Mike has been diagnosed with the condition in 2002, as a sophomore student and member of the wrestling and football teams of the College of New Jersey. Being a varsity athlete since high school, and an impressively decorated one at that, Mike knew that weight loss and fatigue are just part of his athletic regime. But he has been losing weight too fast and his fatigue is out of the ordinary. He knew right then that something was amiss. The diagnosis for PSC soon followed.
Primary Sclerosing Cholangitis is a liver disease characterized by scarring and inflammation of the bile ducts in the liver. It is not inherited and is caused by bacterial infection or problems with the immune system. This condition can eventually lead to liver cancer or liver failure. At such a young age and excellent athletic form, Mike had all the right to be angry. But instead of despairing, Mike dealt with the intimidating opponent the way every great athlete does: with unrelenting determination.
Mike had to give up football and wrestling eventually. It was not until 2005 that he got a transplant. He fought through the illness for three years. It was challenging, to say the least. For much of 2005, he had to travel every morning from his home in Caldwell to Bloomfield for his daily dose of antibiotics. He needed to maintain treatment as his body easily acquired infections because of a damaged liver. But the tough part did not end after the transplant. In fact, he admits that the years after the transplant are the most trying. He had to live through life daily with tubes in his upper abdomen for the liver’s drainage. Eventually, the new liver was damaged by internal bleeding. Mike also experienced sepsis, kidney failure, and renal failure. In 2006, he had to go through another surgery.

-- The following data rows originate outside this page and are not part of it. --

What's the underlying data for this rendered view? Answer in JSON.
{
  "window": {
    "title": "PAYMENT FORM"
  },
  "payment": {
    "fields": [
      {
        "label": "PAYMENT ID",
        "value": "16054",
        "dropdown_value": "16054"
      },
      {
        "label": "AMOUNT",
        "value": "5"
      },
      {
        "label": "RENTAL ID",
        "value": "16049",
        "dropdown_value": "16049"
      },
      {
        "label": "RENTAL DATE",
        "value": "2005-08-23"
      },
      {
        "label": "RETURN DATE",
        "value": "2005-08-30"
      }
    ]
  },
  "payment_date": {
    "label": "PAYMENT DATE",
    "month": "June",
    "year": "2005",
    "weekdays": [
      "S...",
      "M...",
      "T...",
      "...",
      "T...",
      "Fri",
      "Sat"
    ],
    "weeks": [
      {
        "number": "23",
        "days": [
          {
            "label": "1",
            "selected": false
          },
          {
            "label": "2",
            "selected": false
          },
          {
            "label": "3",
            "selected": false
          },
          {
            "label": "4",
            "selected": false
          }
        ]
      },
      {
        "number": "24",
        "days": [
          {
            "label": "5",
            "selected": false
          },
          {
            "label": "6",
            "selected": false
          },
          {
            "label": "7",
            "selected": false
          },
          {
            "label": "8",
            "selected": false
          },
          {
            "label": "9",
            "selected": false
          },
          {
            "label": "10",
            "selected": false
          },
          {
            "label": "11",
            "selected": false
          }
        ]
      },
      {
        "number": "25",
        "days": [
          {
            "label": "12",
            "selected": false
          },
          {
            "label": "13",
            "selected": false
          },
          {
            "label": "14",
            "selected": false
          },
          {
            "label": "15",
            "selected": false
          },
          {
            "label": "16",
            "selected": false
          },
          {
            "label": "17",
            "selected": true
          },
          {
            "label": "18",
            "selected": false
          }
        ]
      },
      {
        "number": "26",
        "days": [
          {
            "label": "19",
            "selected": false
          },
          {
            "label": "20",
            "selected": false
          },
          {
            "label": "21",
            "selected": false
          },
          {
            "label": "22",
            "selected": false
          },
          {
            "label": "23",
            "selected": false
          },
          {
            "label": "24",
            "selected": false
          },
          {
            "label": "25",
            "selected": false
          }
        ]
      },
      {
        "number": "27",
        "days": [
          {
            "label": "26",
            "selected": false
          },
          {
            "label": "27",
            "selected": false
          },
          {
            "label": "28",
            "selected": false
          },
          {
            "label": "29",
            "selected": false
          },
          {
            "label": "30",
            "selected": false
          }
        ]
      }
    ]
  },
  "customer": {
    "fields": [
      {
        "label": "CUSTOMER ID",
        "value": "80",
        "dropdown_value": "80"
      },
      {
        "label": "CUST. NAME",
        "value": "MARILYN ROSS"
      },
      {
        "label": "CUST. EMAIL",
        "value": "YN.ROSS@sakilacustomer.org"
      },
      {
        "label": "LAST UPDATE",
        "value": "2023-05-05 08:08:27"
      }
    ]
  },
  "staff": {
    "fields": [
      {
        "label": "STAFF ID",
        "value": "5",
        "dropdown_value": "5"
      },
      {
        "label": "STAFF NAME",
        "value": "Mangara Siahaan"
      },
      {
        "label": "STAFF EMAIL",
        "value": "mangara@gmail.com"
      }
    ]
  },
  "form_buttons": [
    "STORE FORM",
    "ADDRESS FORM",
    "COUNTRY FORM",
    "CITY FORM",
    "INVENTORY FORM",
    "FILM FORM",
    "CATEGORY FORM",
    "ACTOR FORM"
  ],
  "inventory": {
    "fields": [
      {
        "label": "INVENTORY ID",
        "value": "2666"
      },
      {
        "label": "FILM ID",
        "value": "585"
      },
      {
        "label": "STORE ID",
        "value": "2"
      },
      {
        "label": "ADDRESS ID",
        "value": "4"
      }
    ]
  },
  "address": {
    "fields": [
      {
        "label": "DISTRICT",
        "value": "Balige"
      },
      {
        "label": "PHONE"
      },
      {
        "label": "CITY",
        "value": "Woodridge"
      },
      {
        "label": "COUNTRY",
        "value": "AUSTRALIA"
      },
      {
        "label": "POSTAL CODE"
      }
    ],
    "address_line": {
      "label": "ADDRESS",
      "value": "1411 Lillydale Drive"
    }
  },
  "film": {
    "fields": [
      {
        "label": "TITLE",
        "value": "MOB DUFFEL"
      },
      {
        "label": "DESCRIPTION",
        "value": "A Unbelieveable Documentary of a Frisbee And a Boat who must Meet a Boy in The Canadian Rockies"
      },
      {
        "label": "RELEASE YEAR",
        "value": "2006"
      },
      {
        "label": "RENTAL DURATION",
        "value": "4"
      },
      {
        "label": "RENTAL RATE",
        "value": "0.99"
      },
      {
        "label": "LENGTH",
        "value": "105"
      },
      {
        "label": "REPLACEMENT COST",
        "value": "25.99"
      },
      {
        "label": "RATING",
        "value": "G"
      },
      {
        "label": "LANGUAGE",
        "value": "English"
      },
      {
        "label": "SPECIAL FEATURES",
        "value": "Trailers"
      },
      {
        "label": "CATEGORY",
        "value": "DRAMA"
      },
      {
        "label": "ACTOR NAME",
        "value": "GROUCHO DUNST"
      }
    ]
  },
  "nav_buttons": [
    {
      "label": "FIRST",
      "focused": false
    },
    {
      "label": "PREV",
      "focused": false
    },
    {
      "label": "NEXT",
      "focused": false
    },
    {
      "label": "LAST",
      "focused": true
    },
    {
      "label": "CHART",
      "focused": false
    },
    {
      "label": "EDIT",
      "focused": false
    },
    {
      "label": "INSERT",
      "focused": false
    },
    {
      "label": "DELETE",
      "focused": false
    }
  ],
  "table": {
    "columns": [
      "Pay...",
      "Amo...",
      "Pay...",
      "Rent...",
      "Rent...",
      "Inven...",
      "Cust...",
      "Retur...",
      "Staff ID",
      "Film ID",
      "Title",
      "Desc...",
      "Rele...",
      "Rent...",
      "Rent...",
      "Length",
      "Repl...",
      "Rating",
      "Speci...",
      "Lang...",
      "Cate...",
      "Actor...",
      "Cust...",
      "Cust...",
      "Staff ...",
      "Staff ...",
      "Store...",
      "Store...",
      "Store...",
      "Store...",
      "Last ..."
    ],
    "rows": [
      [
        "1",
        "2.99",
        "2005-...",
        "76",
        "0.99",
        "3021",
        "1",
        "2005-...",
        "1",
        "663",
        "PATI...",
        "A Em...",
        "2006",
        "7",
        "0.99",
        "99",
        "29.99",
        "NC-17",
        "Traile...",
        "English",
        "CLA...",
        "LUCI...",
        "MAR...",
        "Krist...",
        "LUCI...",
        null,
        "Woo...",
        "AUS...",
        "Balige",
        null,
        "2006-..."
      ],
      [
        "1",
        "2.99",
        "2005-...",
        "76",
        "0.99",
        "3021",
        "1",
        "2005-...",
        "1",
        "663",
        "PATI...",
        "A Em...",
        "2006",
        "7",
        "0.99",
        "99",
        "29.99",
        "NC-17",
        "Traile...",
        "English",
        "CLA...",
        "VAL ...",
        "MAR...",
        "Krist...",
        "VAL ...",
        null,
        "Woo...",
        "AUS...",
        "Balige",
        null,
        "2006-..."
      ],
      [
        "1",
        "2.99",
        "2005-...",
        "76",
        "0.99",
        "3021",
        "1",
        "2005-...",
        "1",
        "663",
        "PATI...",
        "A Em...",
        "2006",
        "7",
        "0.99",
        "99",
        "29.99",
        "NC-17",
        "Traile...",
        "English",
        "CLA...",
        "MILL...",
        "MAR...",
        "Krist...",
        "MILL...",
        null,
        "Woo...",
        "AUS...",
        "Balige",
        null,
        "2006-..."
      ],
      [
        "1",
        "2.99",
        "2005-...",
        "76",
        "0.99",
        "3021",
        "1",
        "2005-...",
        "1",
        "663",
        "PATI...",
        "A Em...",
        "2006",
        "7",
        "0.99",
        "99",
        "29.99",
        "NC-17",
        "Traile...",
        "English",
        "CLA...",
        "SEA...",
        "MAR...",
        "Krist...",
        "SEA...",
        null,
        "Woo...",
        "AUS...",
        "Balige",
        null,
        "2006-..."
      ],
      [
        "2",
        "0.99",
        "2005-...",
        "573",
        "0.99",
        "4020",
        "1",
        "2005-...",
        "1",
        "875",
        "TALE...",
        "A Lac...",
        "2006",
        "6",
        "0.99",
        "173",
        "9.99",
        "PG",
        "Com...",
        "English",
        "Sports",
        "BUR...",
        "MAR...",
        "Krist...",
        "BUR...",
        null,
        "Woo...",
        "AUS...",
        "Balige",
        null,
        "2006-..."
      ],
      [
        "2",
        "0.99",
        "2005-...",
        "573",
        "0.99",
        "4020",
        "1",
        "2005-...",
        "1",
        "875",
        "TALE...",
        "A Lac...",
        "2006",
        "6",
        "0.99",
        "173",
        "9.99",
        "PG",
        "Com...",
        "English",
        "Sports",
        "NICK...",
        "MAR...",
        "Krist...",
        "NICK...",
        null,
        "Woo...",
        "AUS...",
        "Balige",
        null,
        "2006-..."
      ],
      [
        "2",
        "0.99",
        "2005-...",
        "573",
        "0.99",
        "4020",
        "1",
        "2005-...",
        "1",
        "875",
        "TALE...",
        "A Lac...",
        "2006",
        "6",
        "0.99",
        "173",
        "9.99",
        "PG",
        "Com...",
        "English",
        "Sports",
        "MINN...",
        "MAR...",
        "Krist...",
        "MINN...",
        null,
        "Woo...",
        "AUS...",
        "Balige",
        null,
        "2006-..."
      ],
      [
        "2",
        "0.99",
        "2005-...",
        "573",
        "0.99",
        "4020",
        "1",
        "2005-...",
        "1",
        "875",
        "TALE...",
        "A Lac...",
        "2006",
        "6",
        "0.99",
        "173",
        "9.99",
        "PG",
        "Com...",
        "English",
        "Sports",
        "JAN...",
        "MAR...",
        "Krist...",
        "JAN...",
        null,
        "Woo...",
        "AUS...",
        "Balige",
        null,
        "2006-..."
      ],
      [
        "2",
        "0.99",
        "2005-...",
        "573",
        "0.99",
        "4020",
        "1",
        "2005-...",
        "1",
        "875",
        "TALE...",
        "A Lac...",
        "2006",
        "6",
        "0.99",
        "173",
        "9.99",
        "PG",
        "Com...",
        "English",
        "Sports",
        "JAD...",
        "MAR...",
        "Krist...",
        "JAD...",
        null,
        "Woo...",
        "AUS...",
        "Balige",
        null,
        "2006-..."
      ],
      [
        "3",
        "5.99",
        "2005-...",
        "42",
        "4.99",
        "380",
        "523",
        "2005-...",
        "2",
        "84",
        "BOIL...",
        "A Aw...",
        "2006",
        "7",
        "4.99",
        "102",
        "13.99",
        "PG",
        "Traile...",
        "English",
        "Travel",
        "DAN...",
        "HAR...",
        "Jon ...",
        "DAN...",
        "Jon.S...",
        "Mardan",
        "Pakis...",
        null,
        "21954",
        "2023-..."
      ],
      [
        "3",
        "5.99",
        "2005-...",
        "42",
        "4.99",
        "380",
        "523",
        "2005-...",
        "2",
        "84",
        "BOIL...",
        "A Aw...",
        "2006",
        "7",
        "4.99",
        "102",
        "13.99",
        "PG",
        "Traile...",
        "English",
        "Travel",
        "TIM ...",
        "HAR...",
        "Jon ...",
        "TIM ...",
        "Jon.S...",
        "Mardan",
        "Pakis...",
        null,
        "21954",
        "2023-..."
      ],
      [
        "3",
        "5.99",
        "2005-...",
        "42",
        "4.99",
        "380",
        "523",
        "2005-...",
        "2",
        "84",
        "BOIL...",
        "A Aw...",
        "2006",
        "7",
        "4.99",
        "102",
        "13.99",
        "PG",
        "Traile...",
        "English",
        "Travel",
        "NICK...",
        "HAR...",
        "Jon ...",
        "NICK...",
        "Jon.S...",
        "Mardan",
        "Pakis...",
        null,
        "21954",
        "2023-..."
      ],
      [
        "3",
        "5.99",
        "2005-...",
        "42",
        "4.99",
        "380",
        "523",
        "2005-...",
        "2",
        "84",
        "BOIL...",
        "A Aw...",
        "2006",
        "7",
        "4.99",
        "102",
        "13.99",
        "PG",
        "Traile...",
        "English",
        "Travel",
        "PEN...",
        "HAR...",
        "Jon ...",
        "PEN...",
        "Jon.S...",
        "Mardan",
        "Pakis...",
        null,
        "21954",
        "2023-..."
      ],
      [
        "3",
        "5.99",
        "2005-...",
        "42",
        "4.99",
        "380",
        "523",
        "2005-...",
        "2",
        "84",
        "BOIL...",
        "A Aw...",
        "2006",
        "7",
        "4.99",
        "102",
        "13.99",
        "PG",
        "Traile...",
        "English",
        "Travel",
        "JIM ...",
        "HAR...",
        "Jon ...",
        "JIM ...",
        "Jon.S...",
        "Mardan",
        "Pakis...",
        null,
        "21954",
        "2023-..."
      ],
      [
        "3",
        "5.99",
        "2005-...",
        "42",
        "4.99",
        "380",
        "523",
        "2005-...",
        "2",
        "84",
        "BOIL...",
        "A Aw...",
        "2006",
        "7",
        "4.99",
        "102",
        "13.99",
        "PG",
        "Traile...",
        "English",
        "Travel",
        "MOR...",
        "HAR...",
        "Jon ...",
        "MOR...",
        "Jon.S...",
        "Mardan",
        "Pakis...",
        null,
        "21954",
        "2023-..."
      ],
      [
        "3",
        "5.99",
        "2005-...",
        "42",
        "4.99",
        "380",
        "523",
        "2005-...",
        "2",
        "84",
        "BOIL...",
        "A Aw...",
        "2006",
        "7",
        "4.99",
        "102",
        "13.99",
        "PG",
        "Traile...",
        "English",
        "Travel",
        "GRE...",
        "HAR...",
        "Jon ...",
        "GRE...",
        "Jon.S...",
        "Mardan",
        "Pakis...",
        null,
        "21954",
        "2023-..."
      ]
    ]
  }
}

The bile duct surgery he had in 2006 proved to be unsuccessful. There were more bleeding and transfusions. By this time, he was already a physical education teacher at West Essex High School and has found the people who made some really great difference in his life. He met namesake Mike DiPiano, Sr. who introduced him to a friend who has underwent liver transplant. The friend, Ralph Faga, referred Mike to the Columbia Prysbeterian Hospital in New York. There he met Dr. Jean Emmond.
Dr. Emmond performed an experimental surgery on Mike, cutting 50% of his liver and allowing it to regenerate by itself. The procedure has got Mike off the tubes that protruded out of his body. The physical and mental relief was overwhelming. Mike’s condition has once again deteriorated. But should we say it is unfortunate?
For Mike, it can be a little frustrating. But he with a tremendously huge spirit and a strong support group of friends from his family, school, football and wrestling teams, and his community in Caldwell, he is confident that he can get through another challenge. His faith was shaken over the seemingly endless trials but he has learned to overcome them and is now serving as an inspiration to everyone who knows him. Mike’s life has been saved by an anonymous organ donor and he now plans to spread the word about selfless generosity. With his long bout with PSC, we know that he has a whole lot to share to others. And Mike knows he is just happy to give whatever help he can to others, just as the people around him have done.